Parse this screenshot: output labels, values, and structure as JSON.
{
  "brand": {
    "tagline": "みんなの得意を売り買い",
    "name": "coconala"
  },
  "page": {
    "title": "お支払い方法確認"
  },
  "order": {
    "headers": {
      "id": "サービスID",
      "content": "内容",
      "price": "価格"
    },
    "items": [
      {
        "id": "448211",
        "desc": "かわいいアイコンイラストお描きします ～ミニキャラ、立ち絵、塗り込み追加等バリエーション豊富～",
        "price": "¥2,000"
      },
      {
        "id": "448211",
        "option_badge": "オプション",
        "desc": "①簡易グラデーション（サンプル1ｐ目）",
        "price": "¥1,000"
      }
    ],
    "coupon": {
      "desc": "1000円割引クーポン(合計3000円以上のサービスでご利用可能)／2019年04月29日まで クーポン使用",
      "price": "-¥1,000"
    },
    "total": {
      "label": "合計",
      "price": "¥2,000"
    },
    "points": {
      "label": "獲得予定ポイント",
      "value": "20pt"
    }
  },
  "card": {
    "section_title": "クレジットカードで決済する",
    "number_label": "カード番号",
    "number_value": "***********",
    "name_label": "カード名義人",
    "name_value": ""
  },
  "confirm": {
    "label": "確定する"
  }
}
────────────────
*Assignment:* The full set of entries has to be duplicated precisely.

*Result of this task:*
Parse this screenshot: output labels, values, and structure as JSON.
{
  "brand": {
    "tagline": "みんなの得意を売り買い",
    "name": "coconala"
  },
  "page": {
    "title": "お支払い方法確認"
  },
  "order": {
    "headers": {
      "id": "サービスID",
      "content": "内容",
      "price": "価格"
    },
    "items": [
      {
        "id": "448211",
        "desc": "かわいいアイコンイラストお描きします ～ミニキャラ、立ち絵、塗り込み追加等バリエーション豊富～",
        "price": "¥2,000"
      },
      {
        "id": "448211",
        "option_badge": "オプション",
        "desc": "①簡易グラデーション（サンプル1ｐ目）",
        "price": "¥1,000"
      }
    ],
    "coupon": {
      "desc": "1000円割引クーポン(合計3000円以上のサービスでご利用可能)／2019年04月29日まで クーポン使用",
      "price": "-¥1,000"
    },
    "total": {
      "label": "合計",
      "price": "¥2,000"
    },
    "points": {
      "label": "獲得予定ポイント",
      "value": "20pt"
    }
  },
  "card": {
    "section_title": "クレジットカードで決済する",
    "number_label": "カード番号",
    "number_value": "***********",
    "name_label": "カード名義人",
    "name_value": ""
  },
  "confirm": {
    "label": "確定する"
  }
}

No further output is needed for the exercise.